While the film borders on incredulity in the first half, things just get worse in the second. The supposed twist that Zoya is an ISI agent is incredibly stupid. This isn’t a spoiler, its kind of a given — from the moment she mentions her father’s name as Nazar Jung and does not openly reciprocate Tiger’s feelings. Something is fishy, only to be confirmed a little while later. It appears that she is on a mission of her own! Things then take a turn for the weird and bizarre after the interval, especially when the respective RAW and ISI agents meet at a UN peace conference. They also dance aboard a yacht with each other because ‘all the other countries are doing it.’ And one wonders why RAW and ISI are representating India and Pakistan at a UN peace conference?

Now, Ek Tha Tiger has a few good things too. The cinematography and production value is of a high standard and Kabir Khan knows how to shoot action sequences. Nonetheless, what can one say about a film where the first 15 minutes are laden with countless slow-motion shots of Salman Khan fighting or walking. Also, how often do we need him breaking the fourth wall and giving us flashbacks for comic relief?

Ek Tha Tiger has been banned in Pakistan, which frankly, is surprising. While the exact reasons as to why the censor board objected are unknown, the film isn’t really demeaning to Pakistan. There are suggestive scenes where the ISI is portrayed in a negative light, but so is India’s RAW. The whole point of the film is to display the similarities between the two agencies and, cinematically speaking, one isn’t able to tell ISI and RAW agents apart in the climax. While a false sense of peace between India and Pakistan doesn’t really work — because it’s being spoon-fed to the viewer rather than explored — the film isn’t disrespectful to anyone. Whether Pakistani sentiments have been hurt in Ek Tha Tiger is a non-issue and if one is truly offended, then one is reading too much into the scenes, because the film is, in its entirety, insignificant.

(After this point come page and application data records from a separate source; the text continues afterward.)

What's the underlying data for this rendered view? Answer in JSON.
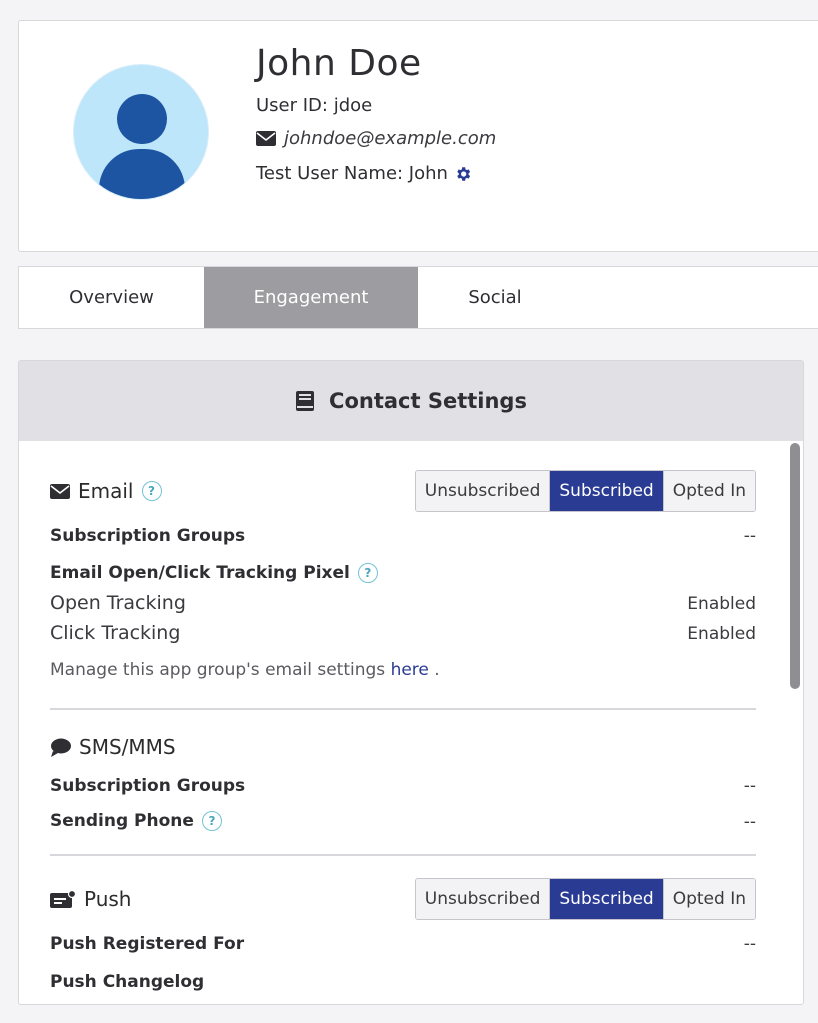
{
  "profile": {
    "name": "John Doe",
    "user_id": "User ID: jdoe",
    "email": "johndoe@example.com",
    "test_user": "Test User Name: John"
  },
  "tabs": [
    {
      "label": "Overview",
      "active": false
    },
    {
      "label": "Engagement",
      "active": true
    },
    {
      "label": "Social",
      "active": false
    }
  ],
  "panel": {
    "title": "Contact Settings"
  },
  "email": {
    "title": "Email",
    "toggle": [
      "Unsubscribed",
      "Subscribed",
      "Opted In"
    ],
    "selected": "Subscribed",
    "subscription_groups_label": "Subscription Groups",
    "subscription_groups_value": "--",
    "tracking_label": "Email Open/Click Tracking Pixel",
    "open_tracking_label": "Open Tracking",
    "open_tracking_value": "Enabled",
    "click_tracking_label": "Click Tracking",
    "click_tracking_value": "Enabled",
    "manage_note": "Manage this app group's email settings",
    "manage_link": "here",
    "manage_suffix": " ."
  },
  "sms": {
    "title": "SMS/MMS",
    "subscription_groups_label": "Subscription Groups",
    "subscription_groups_value": "--",
    "sending_phone_label": "Sending Phone",
    "sending_phone_value": "--"
  },
  "push": {
    "title": "Push",
    "toggle": [
      "Unsubscribed",
      "Subscribed",
      "Opted In"
    ],
    "selected": "Subscribed",
    "registered_label": "Push Registered For",
    "registered_value": "--",
    "changelog_label": "Push Changelog"
  },
  "colors": {
    "accent": "#2a3b94",
    "avatar_bg": "#bde6fb",
    "avatar_fg": "#1e55a2",
    "active_tab": "#9c9ca1"
  }
}
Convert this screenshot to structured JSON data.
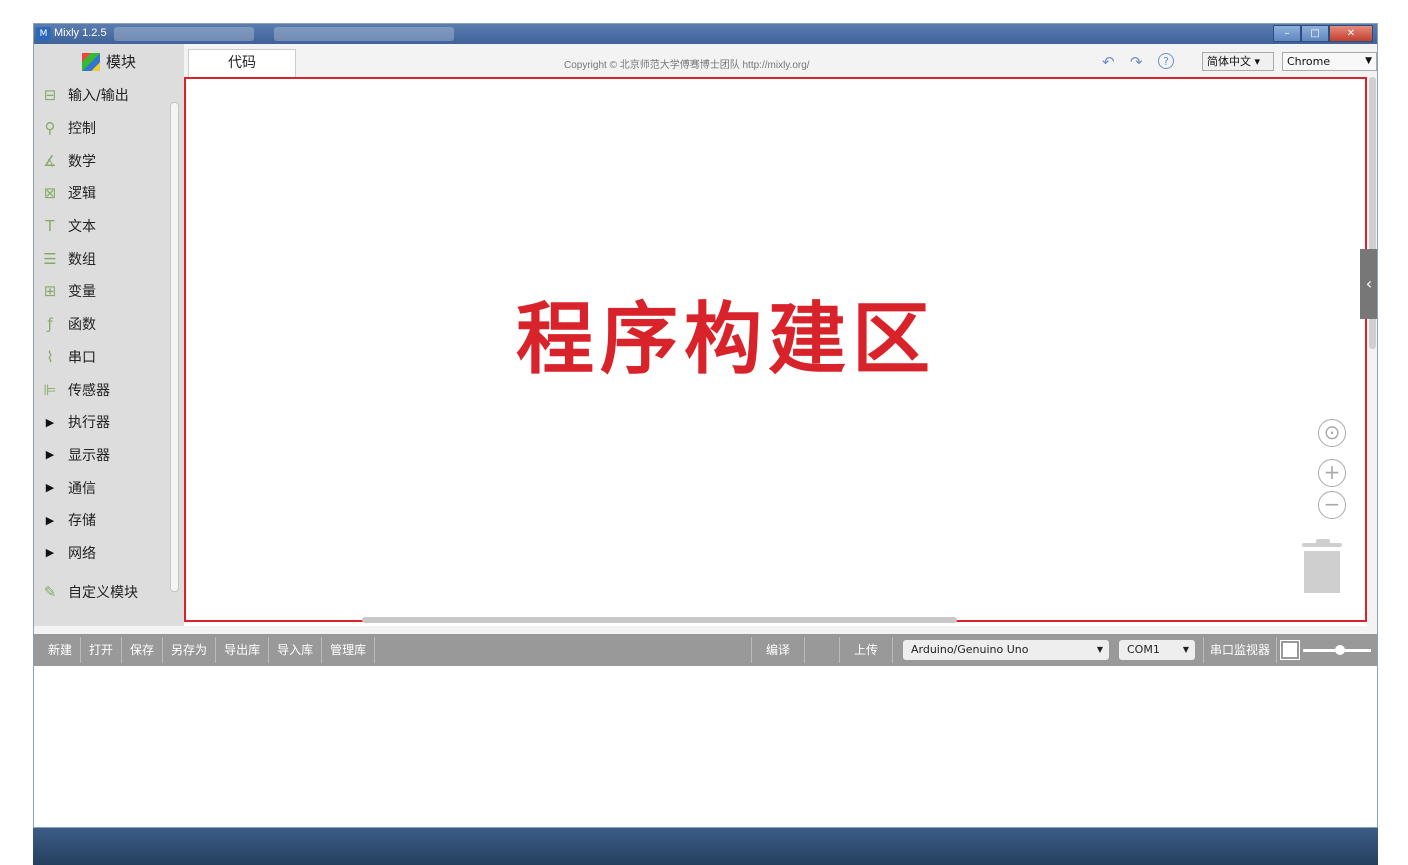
{
  "window": {
    "title": "Mixly 1.2.5",
    "icon_label": "M"
  },
  "sidebar": {
    "header": "模块",
    "categories": [
      {
        "label": "输入/输出",
        "icon": "io-icon",
        "glyph": "⊟"
      },
      {
        "label": "控制",
        "icon": "control-icon",
        "glyph": "⚲"
      },
      {
        "label": "数学",
        "icon": "math-icon",
        "glyph": "∡"
      },
      {
        "label": "逻辑",
        "icon": "logic-icon",
        "glyph": "⊠"
      },
      {
        "label": "文本",
        "icon": "text-icon",
        "glyph": "T"
      },
      {
        "label": "数组",
        "icon": "array-icon",
        "glyph": "☰"
      },
      {
        "label": "变量",
        "icon": "variable-icon",
        "glyph": "⊞"
      },
      {
        "label": "函数",
        "icon": "function-icon",
        "glyph": "ƒ"
      },
      {
        "label": "串口",
        "icon": "serial-icon",
        "glyph": "⌇"
      },
      {
        "label": "传感器",
        "icon": "sensor-icon",
        "glyph": "⊫"
      },
      {
        "label": "执行器",
        "icon": "expand-triangle-icon",
        "glyph": "▶"
      },
      {
        "label": "显示器",
        "icon": "expand-triangle-icon",
        "glyph": "▶"
      },
      {
        "label": "通信",
        "icon": "expand-triangle-icon",
        "glyph": "▶"
      },
      {
        "label": "存储",
        "icon": "expand-triangle-icon",
        "glyph": "▶"
      },
      {
        "label": "网络",
        "icon": "expand-triangle-icon",
        "glyph": "▶"
      },
      {
        "label": "自定义模块",
        "icon": "custom-block-icon",
        "glyph": "✎"
      }
    ]
  },
  "tabs": {
    "code": "代码"
  },
  "header": {
    "copyright": "Copyright © 北京师范大学傅骞博士团队 http://mixly.org/",
    "language": "简体中文 ▾",
    "browser": "Chrome"
  },
  "workspace": {
    "label": "程序构建区"
  },
  "toolbar": {
    "new": "新建",
    "open": "打开",
    "save": "保存",
    "save_as": "另存为",
    "export_lib": "导出库",
    "import_lib": "导入库",
    "manage_lib": "管理库",
    "compile": "编译",
    "upload": "上传",
    "board": "Arduino/Genuino Uno",
    "port": "COM1",
    "serial_monitor": "串口监视器"
  },
  "colors": {
    "accent_red": "#d9232b",
    "toolbar_gray": "#999999",
    "sidebar_bg": "#dddddd"
  }
}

This review was originally published in the September issue of Newsline.

Schayan Riaz is a film critic based in Germany